Although Ham’s signature icon is still very much alive, it has evolved into a more sophisticated new species that is better adapted to twenty-first century culture wars, in which biblical faith is increasingly seen as contrary to science and reason. Ironically, Ham’s ministry itself is a primary cause of that perception (I will say more about this in subsequent columns), since he so strongly urges Christians to reject the validity of reasonable scientific conclusions about Earth’s past. In any event, Ham does admit some change in approach since he began his ministry decades ago. “Over time, I began to emphasize that believing in the creation account in Genesis means accepting God’s Word as the ultimate authority, and believing in the secular idea of evolution is to accept man’s word as the ultimate authority.” Nevertheless, he still thinks it is “vital for Christians to understand” that a literal six-day creation remains essential:

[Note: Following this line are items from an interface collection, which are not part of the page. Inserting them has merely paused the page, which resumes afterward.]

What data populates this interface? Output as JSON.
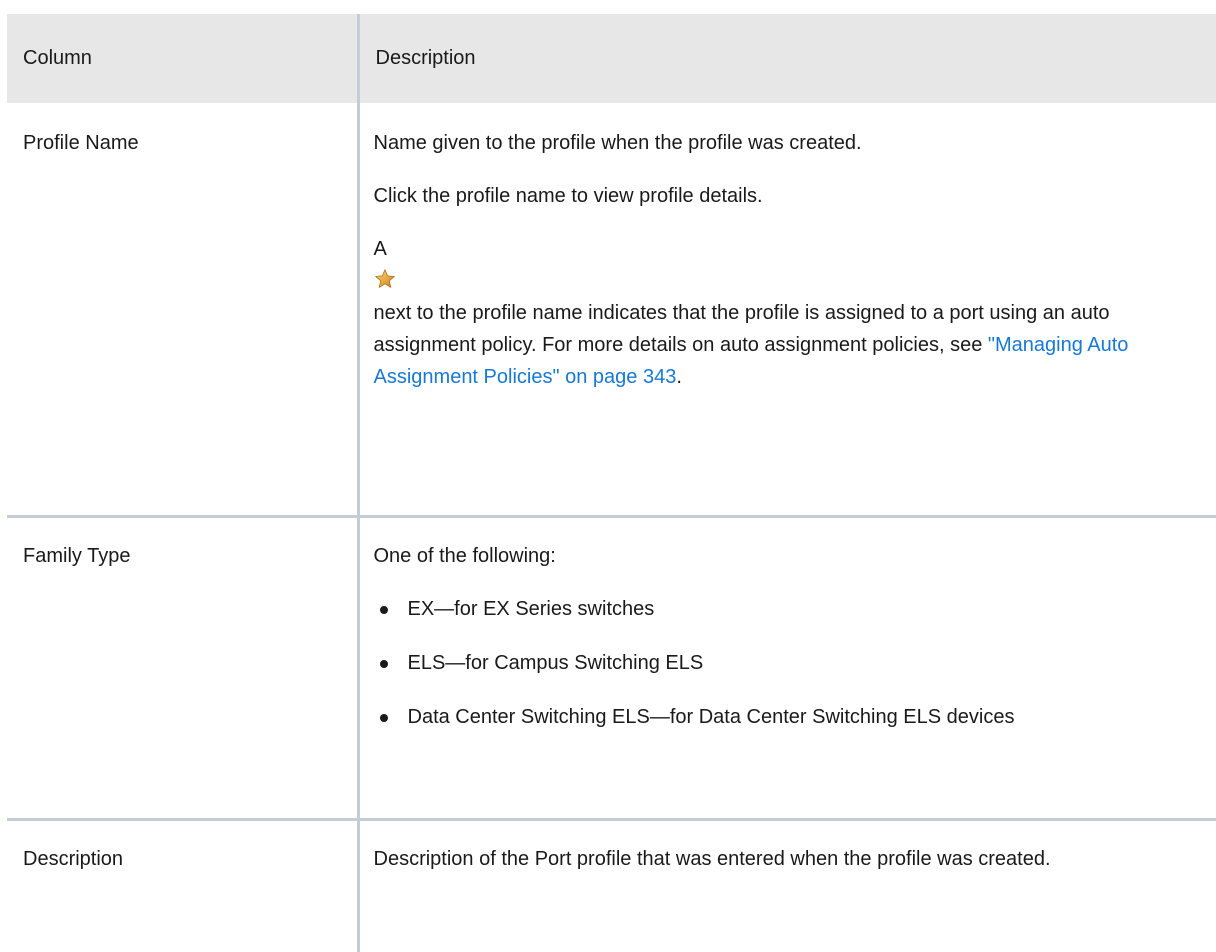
{
  "table": {
    "headers": {
      "column": "Column",
      "description": "Description"
    },
    "rows": [
      {
        "name": "Profile Name",
        "desc_1": "Name given to the profile when the profile was created.",
        "desc_2": "Click the profile name to view profile details.",
        "desc_3_prefix": "A",
        "star_icon": "star-icon",
        "desc_3_suffix": "next to the profile name indicates that the profile is assigned to a port using an auto assignment policy. For more details on auto assignment policies, see ",
        "link_text": "\"Managing Auto Assignment Policies\" on page 343",
        "desc_3_end": "."
      },
      {
        "name": "Family Type",
        "intro": "One of the following:",
        "bullets": [
          "EX—for EX Series switches",
          "ELS—for Campus Switching ELS",
          "Data Center Switching ELS—for Data Center Switching ELS devices"
        ]
      },
      {
        "name": "Description",
        "desc": "Description of the Port profile that was entered when the profile was created."
      }
    ]
  },
  "colors": {
    "header_bg": "#e7e7e7",
    "border": "#c4ccd6",
    "link": "#1778d5",
    "text": "#1a1a1a"
  }
}
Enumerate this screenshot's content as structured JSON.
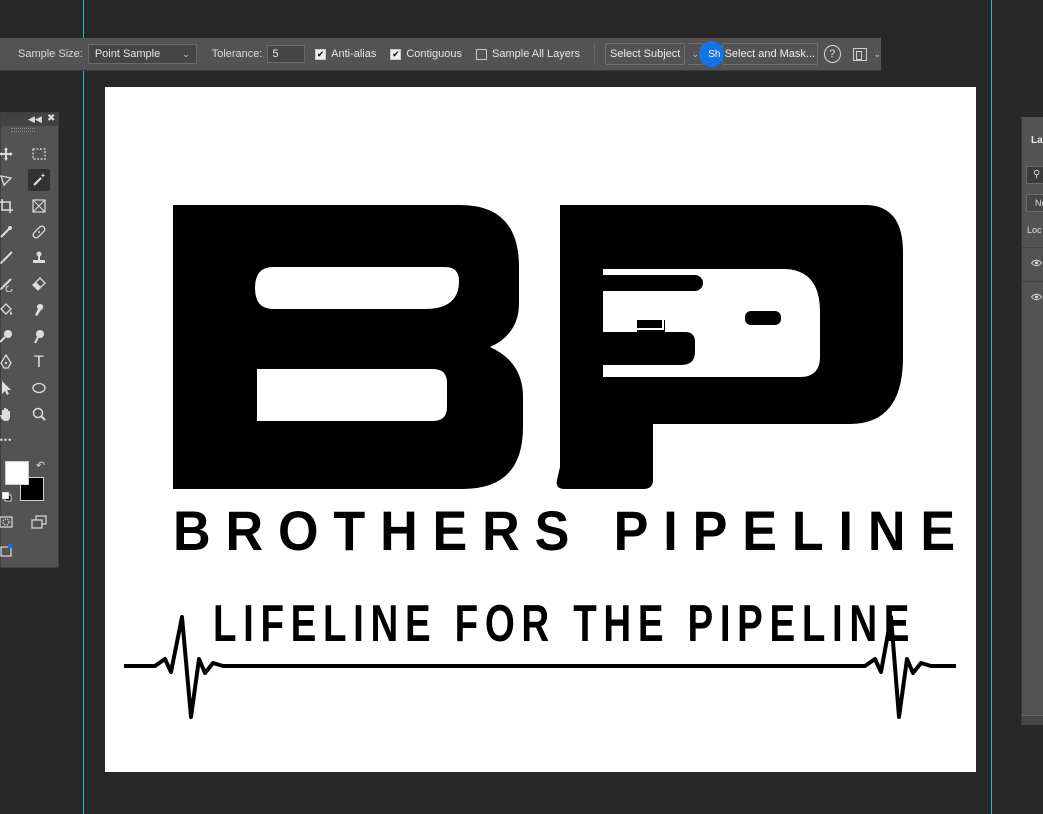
{
  "options_bar": {
    "sample_size_label": "Sample Size:",
    "sample_size_value": "Point Sample",
    "tolerance_label": "Tolerance:",
    "tolerance_value": "5",
    "anti_alias_label": "Anti-alias",
    "anti_alias_checked": true,
    "contiguous_label": "Contiguous",
    "contiguous_checked": true,
    "sample_all_layers_label": "Sample All Layers",
    "sample_all_layers_checked": false,
    "select_subject_label": "Select Subject",
    "badge_label": "Sh",
    "select_and_mask_label": "Select and Mask...",
    "help_glyph": "?"
  },
  "tools": {
    "active_tool": "magic-wand",
    "foreground_color": "#ffffff",
    "background_color": "#000000",
    "type_tool_glyph": "T",
    "more_tools_glyph": "•••"
  },
  "layers_panel": {
    "tab_label": "Lay",
    "blend_mode": "No",
    "lock_label": "Loc"
  },
  "canvas": {
    "company_name": "BROTHERS  PIPELINE",
    "tagline": "LIFELINE FOR THE PIPELINE",
    "monogram": "BP"
  },
  "colors": {
    "accent_blue": "#1473e6",
    "guide_cyan": "#1fbfc4",
    "panel_gray": "#535353",
    "workspace_gray": "#282828"
  }
}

when Christians reinterpret the days of creation to fit with millions of years, reinterpret Genesis 1:1 to fit with the big bang, or adopt other positions that add Darwinian evolution to the Bible, they are undermining the very Word of God itself. And this is the issue—this is why we have lost biblical authority from the culture.

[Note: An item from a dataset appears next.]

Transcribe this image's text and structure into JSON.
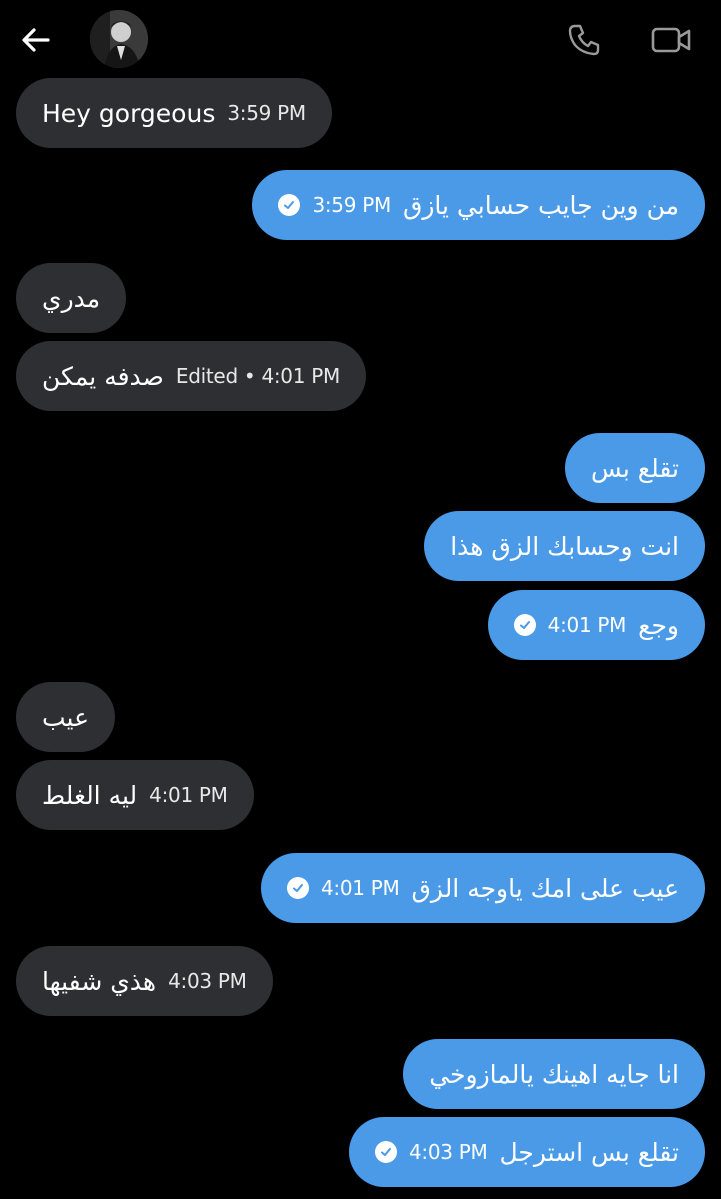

As it was in Bryan’s day, so it still is today: the context for creationism is culture wars. The central message of the warring castles is unmistakable. Ham sees a culture war between contrasting worldviews, and he believes the opponents of Jesus Christ are using evolution to their advantage. I don’t entirely disagree with him—we do find ourselves in the midst of a culture war, and some do use science as a weapon against Christian beliefs—but I respond differently. I too believe that Christians should defend our faith against sceptics, but we must tread carefully, because in culture wars the truth is all too often one of the first casualties. Seeking truth is fundamental to who we are as followers of the Truth Incarnate, and in our zeal to be faithful to Jesus we must always take care not to let our own biases or opinions obliterate the truth. While we cannot claim to be pure and unbiased observers, BioLogos consciously seeks to provide an alternative to the prevailing “culture warrior” model. When truth-seeking becomes subservient to winning cultural battles, our judgment is all too easily clouded. If there are lessons we can learn from the origins debate, this is surely one of the most important.
In the next installment, I show how creationism links with apologetics, evangelism, and concerns about religious doubt.